### [What is needed]
Search the entries below for "一個月學會素描", and copy each line where it appears.

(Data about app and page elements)
[Start of section]

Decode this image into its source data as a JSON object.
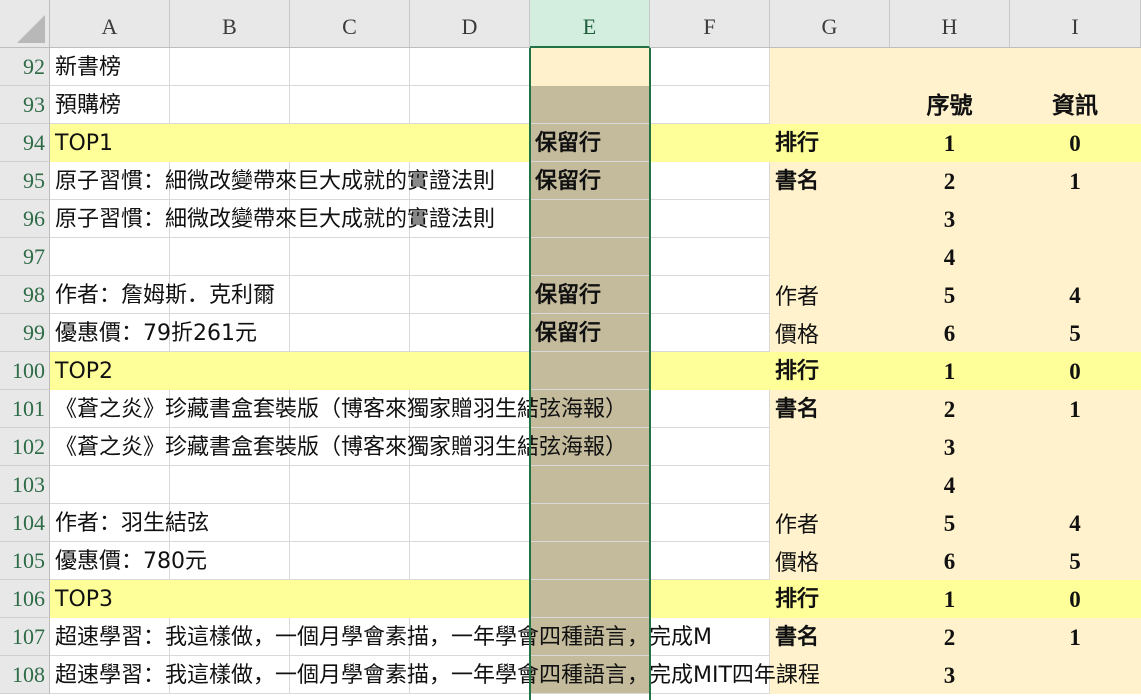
{
  "columns": [
    "A",
    "B",
    "C",
    "D",
    "E",
    "F",
    "G",
    "H",
    "I"
  ],
  "selected_column": "E",
  "rows": [
    {
      "num": "92",
      "a": "新書榜",
      "e": "",
      "g": "",
      "h": "",
      "i": ""
    },
    {
      "num": "93",
      "a": "預購榜",
      "e": "",
      "g": "",
      "h": "序號",
      "i": "資訊"
    },
    {
      "num": "94",
      "a": "TOP1",
      "e": "保留行",
      "g": "排行",
      "h": "1",
      "i": "0"
    },
    {
      "num": "95",
      "a": "原子習慣：細微改變帶來巨大成就的實證法則",
      "e": "保留行",
      "g": "書名",
      "h": "2",
      "i": "1"
    },
    {
      "num": "96",
      "a": "原子習慣：細微改變帶來巨大成就的實證法則",
      "e": "",
      "g": "",
      "h": "3",
      "i": ""
    },
    {
      "num": "97",
      "a": "",
      "e": "",
      "g": "",
      "h": "4",
      "i": ""
    },
    {
      "num": "98",
      "a": "作者：詹姆斯．克利爾",
      "e": "保留行",
      "g": "作者",
      "h": "5",
      "i": "4"
    },
    {
      "num": "99",
      "a": "優惠價：79折261元",
      "e": "保留行",
      "g": "價格",
      "h": "6",
      "i": "5"
    },
    {
      "num": "100",
      "a": "TOP2",
      "e": "",
      "g": "排行",
      "h": "1",
      "i": "0"
    },
    {
      "num": "101",
      "a": "《蒼之炎》珍藏書盒套裝版（博客來獨家贈羽生結弦海報）",
      "e": "",
      "g": "書名",
      "h": "2",
      "i": "1"
    },
    {
      "num": "102",
      "a": "《蒼之炎》珍藏書盒套裝版（博客來獨家贈羽生結弦海報）",
      "e": "",
      "g": "",
      "h": "3",
      "i": ""
    },
    {
      "num": "103",
      "a": "",
      "e": "",
      "g": "",
      "h": "4",
      "i": ""
    },
    {
      "num": "104",
      "a": "作者：羽生結弦",
      "e": "",
      "g": "作者",
      "h": "5",
      "i": "4"
    },
    {
      "num": "105",
      "a": "優惠價：780元",
      "e": "",
      "g": "價格",
      "h": "6",
      "i": "5"
    },
    {
      "num": "106",
      "a": "TOP3",
      "e": "",
      "g": "排行",
      "h": "1",
      "i": "0"
    },
    {
      "num": "107",
      "a": "超速學習：我這樣做，一個月學會素描，一年學會四種語言，完成M",
      "e": "",
      "g": "書名",
      "h": "2",
      "i": "1"
    },
    {
      "num": "108",
      "a": "超速學習：我這樣做，一個月學會素描，一年學會四種語言，完成MIT四年課程",
      "e": "",
      "g": "",
      "h": "3",
      "i": ""
    }
  ]
}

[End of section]

### [Solution to this task]
      "a": "超速學習：我這樣做，一個月學會素描，一年學會四種語言，完成M",
      "a": "超速學習：我這樣做，一個月學會素描，一年學會四種語言，完成MIT四年課程",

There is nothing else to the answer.